Swinley Forest fire family plants first tree of recovery
A family who were forced to leave their home due to a major forest fire last year are helping plant new woodland.
Hundreds of volunteers are expected this weekend to plant trees which will help the devastated Swinley Forest, in Berkshire, recover.
Annie and Chris Wilson, who live in Brookers Row, planted the first tree along with their 21-month-old daughter Amelie Wilson.
It was the first time Mrs Wilson had returned to the forest since the wild fires in spring last year.
"We were out of our house for six days," she said.
"From our house I could see the flames at the bottom of the road. Our neighbours were standing there and then the fire brigade came running down the road.
"We had five minutes to get everything from our house and leave. We didn't know if the fire was going to jump across the road and come to our houses.
"It was heartbreaking.
"The first night was the worst. We saw the flames and didn't know if we were going to have a house left."
Mrs Wilson said planting the trees was a "new start".
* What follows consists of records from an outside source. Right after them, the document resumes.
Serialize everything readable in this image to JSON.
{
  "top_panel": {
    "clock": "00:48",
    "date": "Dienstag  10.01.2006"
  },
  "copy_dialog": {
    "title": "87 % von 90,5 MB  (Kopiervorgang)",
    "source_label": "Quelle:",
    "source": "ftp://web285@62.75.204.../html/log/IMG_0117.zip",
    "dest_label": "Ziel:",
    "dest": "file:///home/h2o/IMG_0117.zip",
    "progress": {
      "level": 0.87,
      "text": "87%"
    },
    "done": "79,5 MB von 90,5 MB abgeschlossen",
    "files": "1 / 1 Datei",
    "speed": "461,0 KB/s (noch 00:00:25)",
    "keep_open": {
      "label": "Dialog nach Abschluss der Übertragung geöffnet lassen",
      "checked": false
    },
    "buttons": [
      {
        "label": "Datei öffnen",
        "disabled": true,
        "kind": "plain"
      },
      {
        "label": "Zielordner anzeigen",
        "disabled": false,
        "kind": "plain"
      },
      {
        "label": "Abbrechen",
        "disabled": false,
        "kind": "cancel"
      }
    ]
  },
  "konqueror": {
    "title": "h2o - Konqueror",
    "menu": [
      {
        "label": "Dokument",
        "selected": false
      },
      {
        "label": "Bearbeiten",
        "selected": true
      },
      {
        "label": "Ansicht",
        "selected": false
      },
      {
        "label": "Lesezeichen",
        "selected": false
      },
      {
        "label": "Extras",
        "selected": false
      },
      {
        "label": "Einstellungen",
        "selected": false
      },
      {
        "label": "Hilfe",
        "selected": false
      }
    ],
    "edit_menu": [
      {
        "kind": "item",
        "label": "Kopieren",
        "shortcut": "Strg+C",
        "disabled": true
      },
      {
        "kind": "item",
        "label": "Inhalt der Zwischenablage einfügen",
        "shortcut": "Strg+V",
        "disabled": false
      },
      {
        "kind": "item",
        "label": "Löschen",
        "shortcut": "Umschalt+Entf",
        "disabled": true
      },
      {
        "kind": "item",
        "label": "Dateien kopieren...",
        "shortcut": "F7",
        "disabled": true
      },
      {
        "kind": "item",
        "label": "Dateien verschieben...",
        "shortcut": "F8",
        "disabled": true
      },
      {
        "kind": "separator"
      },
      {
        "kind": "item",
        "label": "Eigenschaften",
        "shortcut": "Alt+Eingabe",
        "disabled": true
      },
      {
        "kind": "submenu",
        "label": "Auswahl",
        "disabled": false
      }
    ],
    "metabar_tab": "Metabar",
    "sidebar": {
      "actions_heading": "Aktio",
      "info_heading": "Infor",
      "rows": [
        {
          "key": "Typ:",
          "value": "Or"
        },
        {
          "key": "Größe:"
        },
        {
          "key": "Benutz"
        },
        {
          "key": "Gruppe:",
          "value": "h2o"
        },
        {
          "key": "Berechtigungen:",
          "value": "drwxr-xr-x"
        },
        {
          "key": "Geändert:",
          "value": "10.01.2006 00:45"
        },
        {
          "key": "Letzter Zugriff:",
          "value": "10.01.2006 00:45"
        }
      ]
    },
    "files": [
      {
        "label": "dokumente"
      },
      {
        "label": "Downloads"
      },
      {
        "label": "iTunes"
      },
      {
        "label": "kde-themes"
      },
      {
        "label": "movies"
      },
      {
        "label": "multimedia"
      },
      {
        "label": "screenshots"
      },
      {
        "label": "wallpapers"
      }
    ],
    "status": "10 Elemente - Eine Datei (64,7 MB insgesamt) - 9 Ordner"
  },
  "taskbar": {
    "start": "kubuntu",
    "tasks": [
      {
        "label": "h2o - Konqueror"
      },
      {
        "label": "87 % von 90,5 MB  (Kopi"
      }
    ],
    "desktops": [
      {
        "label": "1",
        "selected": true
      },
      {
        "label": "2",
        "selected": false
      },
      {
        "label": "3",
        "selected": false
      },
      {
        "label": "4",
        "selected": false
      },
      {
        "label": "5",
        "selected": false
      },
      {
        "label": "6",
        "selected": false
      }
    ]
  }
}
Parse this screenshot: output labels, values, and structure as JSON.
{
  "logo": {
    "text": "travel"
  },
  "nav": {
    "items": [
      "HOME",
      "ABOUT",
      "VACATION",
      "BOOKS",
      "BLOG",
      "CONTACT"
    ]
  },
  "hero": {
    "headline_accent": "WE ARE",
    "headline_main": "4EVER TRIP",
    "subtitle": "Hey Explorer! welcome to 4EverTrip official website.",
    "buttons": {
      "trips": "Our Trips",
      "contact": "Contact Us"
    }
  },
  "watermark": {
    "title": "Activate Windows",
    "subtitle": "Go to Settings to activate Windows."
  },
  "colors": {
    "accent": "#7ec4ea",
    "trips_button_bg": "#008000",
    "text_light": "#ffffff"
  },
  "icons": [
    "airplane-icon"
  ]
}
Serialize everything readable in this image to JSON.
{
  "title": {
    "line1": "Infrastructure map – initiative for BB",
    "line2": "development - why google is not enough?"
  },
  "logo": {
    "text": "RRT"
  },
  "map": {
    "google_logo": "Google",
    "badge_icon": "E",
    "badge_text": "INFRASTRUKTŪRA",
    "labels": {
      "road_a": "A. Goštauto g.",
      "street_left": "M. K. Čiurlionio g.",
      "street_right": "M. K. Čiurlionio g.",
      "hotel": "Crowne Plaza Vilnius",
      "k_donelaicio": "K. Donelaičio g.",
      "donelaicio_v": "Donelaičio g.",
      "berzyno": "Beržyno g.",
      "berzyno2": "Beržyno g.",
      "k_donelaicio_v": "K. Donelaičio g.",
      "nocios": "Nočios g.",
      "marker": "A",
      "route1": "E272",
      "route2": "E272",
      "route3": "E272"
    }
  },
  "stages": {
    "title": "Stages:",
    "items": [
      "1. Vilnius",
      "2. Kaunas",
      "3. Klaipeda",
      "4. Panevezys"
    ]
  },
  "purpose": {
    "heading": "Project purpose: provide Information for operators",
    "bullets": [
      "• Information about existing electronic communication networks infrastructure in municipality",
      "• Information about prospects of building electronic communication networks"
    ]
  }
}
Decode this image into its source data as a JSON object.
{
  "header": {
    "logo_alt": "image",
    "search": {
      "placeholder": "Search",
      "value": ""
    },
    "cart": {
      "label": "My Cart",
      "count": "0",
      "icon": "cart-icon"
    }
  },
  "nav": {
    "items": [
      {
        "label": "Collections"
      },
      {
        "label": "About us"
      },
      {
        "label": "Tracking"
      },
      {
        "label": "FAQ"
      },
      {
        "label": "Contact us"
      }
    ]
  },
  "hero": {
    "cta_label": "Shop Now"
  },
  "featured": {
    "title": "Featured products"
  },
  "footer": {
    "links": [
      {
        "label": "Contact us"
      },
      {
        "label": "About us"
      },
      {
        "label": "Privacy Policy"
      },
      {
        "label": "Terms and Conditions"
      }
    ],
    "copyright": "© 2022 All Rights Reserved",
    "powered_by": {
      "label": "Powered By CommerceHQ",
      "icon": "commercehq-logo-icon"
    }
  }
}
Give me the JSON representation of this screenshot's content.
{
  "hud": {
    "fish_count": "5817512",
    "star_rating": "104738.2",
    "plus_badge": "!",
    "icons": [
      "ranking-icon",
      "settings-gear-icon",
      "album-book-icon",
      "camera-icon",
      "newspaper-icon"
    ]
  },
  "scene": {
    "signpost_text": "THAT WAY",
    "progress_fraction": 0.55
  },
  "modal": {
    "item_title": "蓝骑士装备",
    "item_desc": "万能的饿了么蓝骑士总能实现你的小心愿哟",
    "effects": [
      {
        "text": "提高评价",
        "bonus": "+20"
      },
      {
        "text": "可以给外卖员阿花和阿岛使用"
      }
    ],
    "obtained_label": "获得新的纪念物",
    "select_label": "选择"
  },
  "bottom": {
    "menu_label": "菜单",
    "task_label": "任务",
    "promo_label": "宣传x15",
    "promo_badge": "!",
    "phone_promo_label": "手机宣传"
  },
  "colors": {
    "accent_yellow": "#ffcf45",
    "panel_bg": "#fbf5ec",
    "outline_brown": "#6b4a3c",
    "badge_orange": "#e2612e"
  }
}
"It was a very stressful period, I haven't been able to go back to the forest since it happened, though my husband and daughter have."
Eight months on, the burnt trees have been mulched and the ground ploughed into furrows in preparation for volunteers, firefighters and foresters who will re-plant the destroyed areas.
Broad leaf trees such as chestnuts will be planted around the edge of the new woodland to ensure fire breaks will be in place to prevent another major wildfire taking place.
Rachel Ronca, 61, is one of the volunteers who has come forward to help with the re-planting of the forest.
Living in Sandhurst, she remembers seeing smoke "billowing" over the road.
"I couldn't go to my local pub for weeks," she said.
The nearby Golden Retriever pub became the headquarters for the firefighting effort during the wild fires.
So far 300 people have signed up for the tree planting which will take place on Saturday and over the coming weeks.